Funding a startup I: VC funding

This week I’ve been thinking a lot about funding your startup. This is a really tricky one for me, so I’m going to dedicate a few posts to exploring the pros and cons of the different routes.

Being a tech company, there is often an assumption that VC funding is the way to go. Of course there are definite benefits to this route: if you are VC-friendly, you are likely to be able to raise a lot of money, and this is probably the most lucrative route of all. For a tech company, this can be critical in supporting high growth, as it will allow you to develop your software quickly and scale up at speed.

But… of course there’s a catch. VC firms are operating on behalf of the investors in their funds, so their primary motivation is driving to a high return on their investment. The big bucks come with big pressure to succeed — which isn’t necessarily a bad thing, but it’s worth bearing in mind.

For me, though, there are some issues around going down the VC route. Firstly, my business is an ethical one, and it would be hard for a solo entrepreneur to really do the due diligence to find out exactly how a VC firm invests its money.
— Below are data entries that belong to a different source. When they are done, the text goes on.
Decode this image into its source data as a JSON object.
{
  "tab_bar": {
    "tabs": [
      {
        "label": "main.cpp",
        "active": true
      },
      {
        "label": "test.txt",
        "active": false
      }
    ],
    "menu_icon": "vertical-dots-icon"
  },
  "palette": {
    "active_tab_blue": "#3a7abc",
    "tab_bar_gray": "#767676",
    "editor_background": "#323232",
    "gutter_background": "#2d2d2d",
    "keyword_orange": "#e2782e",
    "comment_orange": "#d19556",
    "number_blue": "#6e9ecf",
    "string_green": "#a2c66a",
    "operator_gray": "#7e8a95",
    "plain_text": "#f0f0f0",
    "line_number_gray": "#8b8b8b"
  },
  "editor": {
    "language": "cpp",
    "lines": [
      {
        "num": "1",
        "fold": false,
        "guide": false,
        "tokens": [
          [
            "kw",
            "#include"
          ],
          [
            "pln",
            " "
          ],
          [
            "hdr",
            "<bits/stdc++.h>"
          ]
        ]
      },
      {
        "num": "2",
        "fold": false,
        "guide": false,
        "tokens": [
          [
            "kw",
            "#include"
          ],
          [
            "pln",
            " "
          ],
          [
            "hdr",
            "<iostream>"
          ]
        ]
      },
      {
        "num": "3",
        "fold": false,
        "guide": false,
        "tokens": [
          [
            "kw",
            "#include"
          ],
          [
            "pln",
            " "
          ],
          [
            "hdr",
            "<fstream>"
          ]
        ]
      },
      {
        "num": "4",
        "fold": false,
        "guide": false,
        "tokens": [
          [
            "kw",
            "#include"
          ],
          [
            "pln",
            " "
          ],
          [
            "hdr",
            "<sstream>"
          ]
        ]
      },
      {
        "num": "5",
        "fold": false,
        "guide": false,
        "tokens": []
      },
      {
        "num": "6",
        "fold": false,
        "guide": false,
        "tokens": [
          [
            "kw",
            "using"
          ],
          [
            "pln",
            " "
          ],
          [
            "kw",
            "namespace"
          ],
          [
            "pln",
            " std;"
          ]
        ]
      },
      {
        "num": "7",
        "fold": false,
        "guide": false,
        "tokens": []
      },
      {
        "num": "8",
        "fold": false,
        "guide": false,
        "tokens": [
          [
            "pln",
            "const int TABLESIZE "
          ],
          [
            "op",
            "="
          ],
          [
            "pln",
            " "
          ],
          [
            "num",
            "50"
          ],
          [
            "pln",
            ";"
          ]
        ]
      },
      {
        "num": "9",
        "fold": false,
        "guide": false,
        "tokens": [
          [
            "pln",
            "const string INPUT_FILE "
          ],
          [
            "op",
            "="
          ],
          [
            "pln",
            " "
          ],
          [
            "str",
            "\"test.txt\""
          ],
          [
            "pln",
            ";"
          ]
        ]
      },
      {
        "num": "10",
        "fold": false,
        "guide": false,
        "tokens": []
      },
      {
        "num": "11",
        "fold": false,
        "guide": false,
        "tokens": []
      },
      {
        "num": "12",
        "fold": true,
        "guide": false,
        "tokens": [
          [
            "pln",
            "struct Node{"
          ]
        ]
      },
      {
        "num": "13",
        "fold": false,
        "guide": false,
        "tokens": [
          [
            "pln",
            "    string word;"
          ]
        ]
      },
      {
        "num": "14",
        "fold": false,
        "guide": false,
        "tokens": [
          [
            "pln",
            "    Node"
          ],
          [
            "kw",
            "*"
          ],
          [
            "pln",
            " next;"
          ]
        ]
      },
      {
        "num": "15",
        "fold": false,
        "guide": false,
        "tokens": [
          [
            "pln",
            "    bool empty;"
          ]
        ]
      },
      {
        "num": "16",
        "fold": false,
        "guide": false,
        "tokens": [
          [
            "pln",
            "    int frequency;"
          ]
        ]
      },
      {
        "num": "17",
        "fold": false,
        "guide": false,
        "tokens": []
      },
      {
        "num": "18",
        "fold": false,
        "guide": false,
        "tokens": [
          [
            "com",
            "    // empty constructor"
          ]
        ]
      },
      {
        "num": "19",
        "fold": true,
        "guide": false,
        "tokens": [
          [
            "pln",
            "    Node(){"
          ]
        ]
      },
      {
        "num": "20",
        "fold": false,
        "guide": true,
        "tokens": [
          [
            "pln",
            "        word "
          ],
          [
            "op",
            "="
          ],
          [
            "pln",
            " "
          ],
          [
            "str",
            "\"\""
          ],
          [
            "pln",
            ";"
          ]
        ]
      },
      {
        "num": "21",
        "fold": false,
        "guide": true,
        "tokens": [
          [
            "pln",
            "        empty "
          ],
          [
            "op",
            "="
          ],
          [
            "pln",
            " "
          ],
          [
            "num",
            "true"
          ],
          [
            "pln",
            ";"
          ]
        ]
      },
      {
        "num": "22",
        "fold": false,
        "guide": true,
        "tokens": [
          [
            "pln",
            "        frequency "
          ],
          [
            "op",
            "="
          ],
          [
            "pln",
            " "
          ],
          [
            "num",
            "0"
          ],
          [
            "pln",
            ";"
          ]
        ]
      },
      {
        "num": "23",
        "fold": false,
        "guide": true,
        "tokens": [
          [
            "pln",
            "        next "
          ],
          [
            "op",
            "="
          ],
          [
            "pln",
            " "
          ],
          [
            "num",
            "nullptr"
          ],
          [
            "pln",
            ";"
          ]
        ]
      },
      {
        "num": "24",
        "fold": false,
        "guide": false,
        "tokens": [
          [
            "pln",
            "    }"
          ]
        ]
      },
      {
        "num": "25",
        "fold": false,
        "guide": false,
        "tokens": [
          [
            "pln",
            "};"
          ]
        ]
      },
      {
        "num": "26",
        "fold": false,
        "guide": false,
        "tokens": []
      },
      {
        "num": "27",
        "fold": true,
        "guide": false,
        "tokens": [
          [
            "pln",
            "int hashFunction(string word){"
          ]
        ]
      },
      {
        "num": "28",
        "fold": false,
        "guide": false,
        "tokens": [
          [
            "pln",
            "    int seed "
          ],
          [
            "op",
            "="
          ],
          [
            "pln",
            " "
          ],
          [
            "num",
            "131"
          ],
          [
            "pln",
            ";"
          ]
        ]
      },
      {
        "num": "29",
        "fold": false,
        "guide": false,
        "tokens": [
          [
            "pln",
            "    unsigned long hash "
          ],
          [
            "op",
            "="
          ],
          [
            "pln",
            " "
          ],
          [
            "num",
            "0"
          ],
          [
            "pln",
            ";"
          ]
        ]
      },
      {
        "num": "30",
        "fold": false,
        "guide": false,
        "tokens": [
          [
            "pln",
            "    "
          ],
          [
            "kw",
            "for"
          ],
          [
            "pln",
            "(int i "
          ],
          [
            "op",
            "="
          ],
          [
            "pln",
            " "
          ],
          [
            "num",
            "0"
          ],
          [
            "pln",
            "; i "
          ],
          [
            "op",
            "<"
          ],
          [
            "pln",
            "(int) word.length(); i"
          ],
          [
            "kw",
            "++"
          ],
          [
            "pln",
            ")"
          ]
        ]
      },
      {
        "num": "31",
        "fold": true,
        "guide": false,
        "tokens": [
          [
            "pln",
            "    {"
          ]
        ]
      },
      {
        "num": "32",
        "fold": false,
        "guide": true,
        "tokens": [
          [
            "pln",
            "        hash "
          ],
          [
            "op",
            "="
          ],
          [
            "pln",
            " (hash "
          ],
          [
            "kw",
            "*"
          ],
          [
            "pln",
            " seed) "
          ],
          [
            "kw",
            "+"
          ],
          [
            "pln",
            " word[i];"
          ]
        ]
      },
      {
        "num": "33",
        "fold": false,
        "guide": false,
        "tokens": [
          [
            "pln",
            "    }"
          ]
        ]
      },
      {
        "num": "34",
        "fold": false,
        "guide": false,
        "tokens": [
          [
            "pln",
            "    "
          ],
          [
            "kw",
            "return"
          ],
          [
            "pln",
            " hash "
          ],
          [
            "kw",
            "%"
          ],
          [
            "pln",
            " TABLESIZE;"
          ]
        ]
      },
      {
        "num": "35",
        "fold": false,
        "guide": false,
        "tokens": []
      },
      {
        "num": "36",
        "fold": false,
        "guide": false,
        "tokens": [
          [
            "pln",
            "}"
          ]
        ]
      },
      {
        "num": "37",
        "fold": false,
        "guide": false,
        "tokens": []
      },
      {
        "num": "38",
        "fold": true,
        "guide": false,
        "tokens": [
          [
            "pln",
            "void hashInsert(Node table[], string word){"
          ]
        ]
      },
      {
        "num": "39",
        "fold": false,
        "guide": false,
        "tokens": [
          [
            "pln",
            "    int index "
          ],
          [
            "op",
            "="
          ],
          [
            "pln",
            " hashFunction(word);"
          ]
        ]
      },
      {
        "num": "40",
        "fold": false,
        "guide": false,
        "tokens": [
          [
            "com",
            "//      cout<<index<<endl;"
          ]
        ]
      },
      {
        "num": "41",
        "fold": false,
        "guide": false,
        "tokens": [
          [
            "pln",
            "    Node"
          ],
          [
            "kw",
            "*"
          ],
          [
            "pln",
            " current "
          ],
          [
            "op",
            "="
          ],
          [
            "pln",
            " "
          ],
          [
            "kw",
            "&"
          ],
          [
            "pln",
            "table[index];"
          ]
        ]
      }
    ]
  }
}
There is a risk that you would be associating your brand with a firm whose values may not match your own.

Secondly, there is a benefit in not having huge sums in the bank, as it forces you to think creatively and spend money wisely. For a solo entrepreneur, or even a small team, it is hard to spend big sums well given all the other things you have going on. Managing this money may prove to be a distraction from customer development and making sales.

Thirdly, of course, there is also the issue that the VC world itself is not very diverse. Analysis by Richard Kerby, a partner at Equal Ventures, concluded that “with 82% of the industry being male, nearly 60% of the industry being white male, and 40% of the industry coming from just two academic institutions, it is no wonder that this industry feels so insular and less of meritocracy but more of a mirrortocracy.” For a female founder, this mirrortocracy is a big challenge: only 2% of VC dollars went to female founded startups in 2017 — and, of course, my business is designed precisely to call out these issues and to push for greater diversity. Which makes it a hard sell in this context.

So, much to consider. I’d love to hear your thoughts on taking VC funding, the highs and the lows!

Nancy is the founder of Umbrella, a tech startup using data analytics and AI to improve corporate diversity and inclusion.